  • Need to declare before or at the same time as initialisation. myInt = 3; int myInt; int myInt; myInt = 3; Can’t use a variable before it is initialised.int myInt; int myInt = 3;myInt = myInt + 7; myInt = myInt + 7;
  • TO CREATE A VARIABLE1. Decide what the data type should be. Usually the main decisions are between int, float and char. float int char
  • TO CREATE A VARIABLE1. Decide what the data type should be. Usually the main decisions are between int, float and char. to create a float type float int char
  • TO CREATE A VARIABLE1. Decide what the data type should be. Usually the main decisions are between int, float and char. to create a float type float to create an int type int char
  • TO CREATE A VARIABLE1. Decide what the data type should be. Usually the main decisions are between int, float and char. to create a float type float to create an int type int to create a char type char
  • TO CREATE A VARIABLE1. Decide what the data type should be. Usually the main decisions are between int, float and char. to create a float type float to create an int type int to create a char type char2. Decide on a name for your variable. Remember the rules.
  • TO CREATE A VARIABLE1. Decide what the data type should be. Usually the main decisions are between int, float and char. to create a float type float to create an int type int to create a char type char2. Decide on a name for your variable. Remember the rules. float scale; int redValue; char finalMark;
  • TO CREATE A VARIABLE1. Decide what the data type should be. Usually the main decisions are between int, float and char. to create a float type float to create an int type int to create a char type char2. Decide on a name for your variable. Remember the rules. float scale; you get to choose int redValue; the name char finalMark;

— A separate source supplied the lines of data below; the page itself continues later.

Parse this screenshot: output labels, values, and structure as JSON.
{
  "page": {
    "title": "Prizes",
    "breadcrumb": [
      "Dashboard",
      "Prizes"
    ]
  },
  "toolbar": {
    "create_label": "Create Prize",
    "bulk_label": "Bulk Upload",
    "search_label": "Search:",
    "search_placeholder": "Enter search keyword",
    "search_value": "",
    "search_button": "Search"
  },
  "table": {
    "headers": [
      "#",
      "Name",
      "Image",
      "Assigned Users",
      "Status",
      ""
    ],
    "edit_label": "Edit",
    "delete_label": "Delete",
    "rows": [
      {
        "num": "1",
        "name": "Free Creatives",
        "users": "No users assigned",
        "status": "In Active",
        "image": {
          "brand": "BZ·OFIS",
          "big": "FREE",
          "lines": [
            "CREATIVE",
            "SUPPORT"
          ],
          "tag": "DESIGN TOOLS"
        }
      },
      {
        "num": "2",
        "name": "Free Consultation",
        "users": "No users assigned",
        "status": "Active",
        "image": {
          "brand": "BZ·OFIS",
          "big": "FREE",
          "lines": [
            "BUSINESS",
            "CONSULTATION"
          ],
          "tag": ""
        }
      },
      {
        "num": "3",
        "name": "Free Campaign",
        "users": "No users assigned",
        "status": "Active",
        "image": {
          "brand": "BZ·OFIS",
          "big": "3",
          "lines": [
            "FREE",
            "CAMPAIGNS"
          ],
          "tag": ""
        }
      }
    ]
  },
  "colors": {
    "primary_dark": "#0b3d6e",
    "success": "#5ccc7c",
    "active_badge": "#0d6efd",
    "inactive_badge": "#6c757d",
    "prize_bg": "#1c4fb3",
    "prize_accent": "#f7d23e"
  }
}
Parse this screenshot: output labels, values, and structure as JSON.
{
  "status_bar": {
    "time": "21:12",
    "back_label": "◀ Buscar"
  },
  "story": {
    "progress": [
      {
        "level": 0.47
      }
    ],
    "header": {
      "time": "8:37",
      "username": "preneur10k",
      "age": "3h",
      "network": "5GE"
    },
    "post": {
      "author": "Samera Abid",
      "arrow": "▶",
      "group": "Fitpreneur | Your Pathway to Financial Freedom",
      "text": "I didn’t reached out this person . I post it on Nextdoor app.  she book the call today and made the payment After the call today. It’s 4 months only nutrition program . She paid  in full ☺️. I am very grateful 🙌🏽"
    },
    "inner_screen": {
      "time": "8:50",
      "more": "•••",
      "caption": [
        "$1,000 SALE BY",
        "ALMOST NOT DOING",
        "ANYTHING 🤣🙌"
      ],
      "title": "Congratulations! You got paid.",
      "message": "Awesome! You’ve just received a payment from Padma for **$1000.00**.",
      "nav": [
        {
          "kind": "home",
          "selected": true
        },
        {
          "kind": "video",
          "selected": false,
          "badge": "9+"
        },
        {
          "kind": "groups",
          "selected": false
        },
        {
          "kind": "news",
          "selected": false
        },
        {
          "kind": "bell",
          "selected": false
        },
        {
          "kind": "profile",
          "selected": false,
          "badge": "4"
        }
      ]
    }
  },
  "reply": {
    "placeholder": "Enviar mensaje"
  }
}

  • TO CREATE A VARIABLE1. Decide what the data type should be. Usually the main decisions are between int, float and char. to create a float type float to create an int type int to create a char type char2. Decide on a name for your variable. Remember the rules. float scale; you get to choose int redValue; the name char finalMark;3. If you already know what the value of that variable is, then go ahead and set the value.
  • TO CREATE A VARIABLE1. Decide what the data type should be. Usually the main decisions are between int, float and char. to create a float type float to create an int type int to create a char type char2. Decide on a name for your variable. Remember the rules. float scale; you get to choose int redValue; the name char finalMark;3. If you already know what the value of that variable is, then go ahead and set the value. float scale = 0.5; int redValue = 199; char finalMark = ‘B’;
  • TO CREATE A VARIABLE1. Decide what the data type should be. Usually the main decisions are between int, float and char. to create a float type float to create an int type int to create a char type char2. Decide on a name for your variable. Remember the rules. float scale; you get to choose int redValue; the name char finalMark;3. If you already know what the value of that variable is, then go ahead and set the value. if you don’t know the float scale = 0.5; value yet, stop at step 2. int redValue = 199; but remember to end char finalMark = ‘B’; each line with a ;
  • EXERCISEIn Processing, return to your sketch which draws a greenellipse.Replace the numbers you’ve used as arguments in the fill( )and ellipse( ) functions with variables.What kind of datatypes do you need to use? What aregood descriptive names for those variables?